At least one woman was killed and two others were seriously wounded when the rockets hit Velika Kladusa, United Nations officials said. The offensive involves Serbs from the rebel Krajina region of Croatia who have attacked from the north, and Bosnian Serbs who have penetrated from the east. Bihac is one of six mainly Muslim regions of Bosnia that the UN has declared 'safe areas'. The combined Serbian forces would like to capture it, as it controls a railway line running from Zagreb to Split, Croatia's two largest cities.
The attack on Bihac is proceeding in tandem with intensified 'ethnic cleansing' of Muslims in north-east Bosnia.

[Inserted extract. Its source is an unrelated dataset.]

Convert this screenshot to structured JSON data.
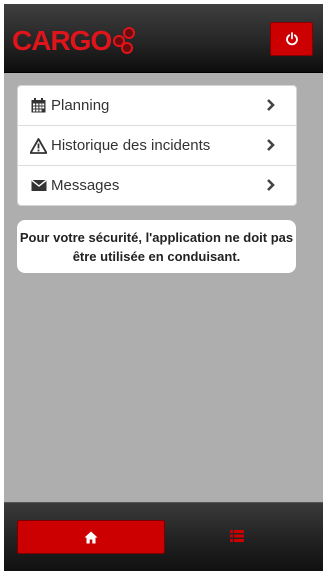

On Thursday night, between 500 and 600 Muslims, mainly women, children and elderly people from the Serb-held town of Bijeljina, were rounded up, robbed and pushed across the front line near Tuzla.
It is a familiar pattern, and may be connected with the possible lifting next month of the UN arms embargo against the Muslims. Bosnian Serb commanders have vowed to crush Muslim communities if the UN Security Council lifts the embargo. Since mid-July, more than 3,000 Muslims have been expelled from Bijeljina by Vojislav Djurkovic, the president of the regional 'exchange commission'. Another group is expected this morning or tomorrow, according to Lisa Jones, spokeswoman in Sarajevo for the International Committee of the Red Cross.
'The groups had to walk approximately five miles across the confrontation line,' she said. 'At least 100 men were taken away to an unknown destination.'
Although the Red Cross and the UN have condemned the expulsions, their protests have had no effect. 'At this present time we are unable to do anything,' Claire Grimes, a UN spokeswoman, said. The Bosnian Serb leader, Radovan Karadzic, blamed 'uncontrolled elements'. At a meeting on Thursday in Pale with a senior UN official, Sergio Vieira de Mello, he promised to act. Mr de Mello apparently accepted his word. Hours later more victims crossed to Tuzla. Aid workers say Mr Karadzic's men complained to Mr Djurkovic.